Task to carry out: Wherever the listing has a line with the string "notepad", copy that line out.

Records for the task:
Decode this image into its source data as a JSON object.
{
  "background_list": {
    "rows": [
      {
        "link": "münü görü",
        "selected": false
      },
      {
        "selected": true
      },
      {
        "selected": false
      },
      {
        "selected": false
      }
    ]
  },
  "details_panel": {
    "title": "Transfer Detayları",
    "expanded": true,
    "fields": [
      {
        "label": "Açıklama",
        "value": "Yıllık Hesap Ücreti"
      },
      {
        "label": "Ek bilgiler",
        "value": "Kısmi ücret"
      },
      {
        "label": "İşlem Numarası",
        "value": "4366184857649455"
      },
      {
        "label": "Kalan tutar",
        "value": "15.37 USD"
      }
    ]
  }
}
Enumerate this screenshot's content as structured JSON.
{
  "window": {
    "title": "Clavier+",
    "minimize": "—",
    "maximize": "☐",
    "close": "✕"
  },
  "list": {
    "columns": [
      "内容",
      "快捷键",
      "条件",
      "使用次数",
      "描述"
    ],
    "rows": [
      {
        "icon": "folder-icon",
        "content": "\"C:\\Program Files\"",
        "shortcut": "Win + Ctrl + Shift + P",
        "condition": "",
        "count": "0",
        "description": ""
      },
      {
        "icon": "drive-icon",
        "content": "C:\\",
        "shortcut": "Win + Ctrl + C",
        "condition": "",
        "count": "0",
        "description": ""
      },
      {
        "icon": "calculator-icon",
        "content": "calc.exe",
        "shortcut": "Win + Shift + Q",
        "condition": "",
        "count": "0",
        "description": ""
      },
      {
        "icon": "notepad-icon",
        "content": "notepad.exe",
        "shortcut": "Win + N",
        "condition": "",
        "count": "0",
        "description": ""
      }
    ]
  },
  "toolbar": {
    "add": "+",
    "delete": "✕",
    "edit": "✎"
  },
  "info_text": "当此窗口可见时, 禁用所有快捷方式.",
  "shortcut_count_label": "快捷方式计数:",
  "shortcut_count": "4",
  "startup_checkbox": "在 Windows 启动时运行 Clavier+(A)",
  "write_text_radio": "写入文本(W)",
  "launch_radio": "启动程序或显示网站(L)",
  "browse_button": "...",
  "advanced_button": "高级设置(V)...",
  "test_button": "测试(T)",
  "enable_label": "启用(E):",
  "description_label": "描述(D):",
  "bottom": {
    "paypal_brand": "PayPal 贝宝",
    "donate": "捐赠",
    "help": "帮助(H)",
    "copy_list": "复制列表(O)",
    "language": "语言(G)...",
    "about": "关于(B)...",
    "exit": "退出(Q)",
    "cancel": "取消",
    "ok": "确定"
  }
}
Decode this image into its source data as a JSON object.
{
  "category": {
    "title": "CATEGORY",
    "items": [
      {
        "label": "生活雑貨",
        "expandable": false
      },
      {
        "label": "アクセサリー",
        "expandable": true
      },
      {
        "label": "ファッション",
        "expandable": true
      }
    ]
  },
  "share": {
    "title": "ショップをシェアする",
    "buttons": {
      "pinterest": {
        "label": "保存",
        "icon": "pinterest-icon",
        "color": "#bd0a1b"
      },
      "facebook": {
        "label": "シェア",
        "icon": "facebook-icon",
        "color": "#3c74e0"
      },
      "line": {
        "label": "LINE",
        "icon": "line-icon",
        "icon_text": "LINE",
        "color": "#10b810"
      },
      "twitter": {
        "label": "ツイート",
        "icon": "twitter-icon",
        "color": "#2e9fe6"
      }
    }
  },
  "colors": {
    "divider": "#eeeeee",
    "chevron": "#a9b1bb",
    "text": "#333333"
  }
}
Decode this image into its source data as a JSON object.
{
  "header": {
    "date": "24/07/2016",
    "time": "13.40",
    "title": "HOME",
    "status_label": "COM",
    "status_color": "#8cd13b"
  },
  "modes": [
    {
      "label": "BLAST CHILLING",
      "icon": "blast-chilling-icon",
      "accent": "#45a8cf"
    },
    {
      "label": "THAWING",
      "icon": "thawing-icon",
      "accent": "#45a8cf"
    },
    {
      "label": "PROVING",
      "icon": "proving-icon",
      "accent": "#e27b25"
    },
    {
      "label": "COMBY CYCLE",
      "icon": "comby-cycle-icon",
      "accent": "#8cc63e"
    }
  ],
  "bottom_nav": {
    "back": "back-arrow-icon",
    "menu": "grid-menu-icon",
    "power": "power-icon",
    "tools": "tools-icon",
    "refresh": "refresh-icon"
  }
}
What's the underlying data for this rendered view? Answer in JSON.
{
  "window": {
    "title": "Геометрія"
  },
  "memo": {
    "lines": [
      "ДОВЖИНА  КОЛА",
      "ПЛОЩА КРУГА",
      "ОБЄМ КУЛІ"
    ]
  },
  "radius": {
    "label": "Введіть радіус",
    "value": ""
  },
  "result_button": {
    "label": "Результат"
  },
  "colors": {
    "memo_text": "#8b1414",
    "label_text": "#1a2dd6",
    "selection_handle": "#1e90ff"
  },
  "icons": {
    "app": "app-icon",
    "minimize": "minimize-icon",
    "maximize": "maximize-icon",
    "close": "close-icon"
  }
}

Problem solution:
        "icon": "notepad-icon",
        "content": "notepad.exe",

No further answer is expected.